The Woman in the Photograph

We rated this book:

Lee Miller is independent and stubborn and has come to the conclusion that modeling for Vogue will simply not do. She has aspirations of being on the other side of the camera lens and hopes to persuade the world renowned photographer, Man Ray, to be her mentor. In suit with everything else in this book, a snap of her fingers does the trick, and with no struggle at all, Lee finds herself working and living with Man Ray in Paris. When Lee begins to gain recognition for her own photography work—and other men in the art scene begin to take notice of the pretty face that landed her the modeling gig—Man’s jealousy begins to show.
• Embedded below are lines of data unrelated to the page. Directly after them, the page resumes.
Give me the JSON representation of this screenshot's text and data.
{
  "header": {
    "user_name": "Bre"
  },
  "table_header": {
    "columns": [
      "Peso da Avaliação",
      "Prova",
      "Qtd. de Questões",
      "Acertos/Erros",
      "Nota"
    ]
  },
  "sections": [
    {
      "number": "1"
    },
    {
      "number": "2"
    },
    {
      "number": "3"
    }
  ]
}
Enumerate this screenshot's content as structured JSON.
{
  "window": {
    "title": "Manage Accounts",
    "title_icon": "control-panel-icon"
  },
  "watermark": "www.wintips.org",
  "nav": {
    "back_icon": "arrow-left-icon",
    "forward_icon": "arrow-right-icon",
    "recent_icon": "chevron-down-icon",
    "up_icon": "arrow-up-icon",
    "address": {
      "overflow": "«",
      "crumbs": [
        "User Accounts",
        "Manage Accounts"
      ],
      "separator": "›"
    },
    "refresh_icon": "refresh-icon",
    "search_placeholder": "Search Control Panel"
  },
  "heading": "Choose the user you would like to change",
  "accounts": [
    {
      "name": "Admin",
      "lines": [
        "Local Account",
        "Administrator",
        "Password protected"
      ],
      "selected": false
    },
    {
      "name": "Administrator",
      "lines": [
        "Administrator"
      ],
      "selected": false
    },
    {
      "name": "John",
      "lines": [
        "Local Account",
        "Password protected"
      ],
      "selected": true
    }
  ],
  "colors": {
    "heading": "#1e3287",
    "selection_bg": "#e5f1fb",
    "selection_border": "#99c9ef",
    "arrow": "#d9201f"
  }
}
I expect one thing from a historical novel: I want to turn every page and fall more and more in love with the ways of the time. I want a historical fiction to make me wish I had been born in a different time; I want it to transport me and make me wish you could step through its pages to join the characters. Set in Paris in 1929, this should have been a simple enough task. Yet, I found that I was frankly not intrigued by the time period, or Paris itself, despite the constant and lavish parties, drinking, and romancing. Pair that with the utter lack of conflict, and the narrator’s immaturity throughout the book, I found that I continued to read simply for something to do while I waited for my lunch break to run out of time.

Reviewed By:
Author:
Dana Gynther
Star Count:
2.5/5
Format:
Trade
Page Count:
352 pages
Publisher:
Gallery Books
Publish Date:
August 4th 2015
ISBN:
9781476731957
Amazon:
Issue:
September 2015
Category:
Historical Fiction
Share:

Additional Information

ASIN

1476731950

Book Author

Dana Gynther

Format

Trade

ISBN

9781476731957

Issue

September 2015

Page Count

352 pages

Publication Date

August 4th 2015

Publisher

Gallery Books

Star Count

2.5

“The Woman in the Photograph”

There are no reviews yet.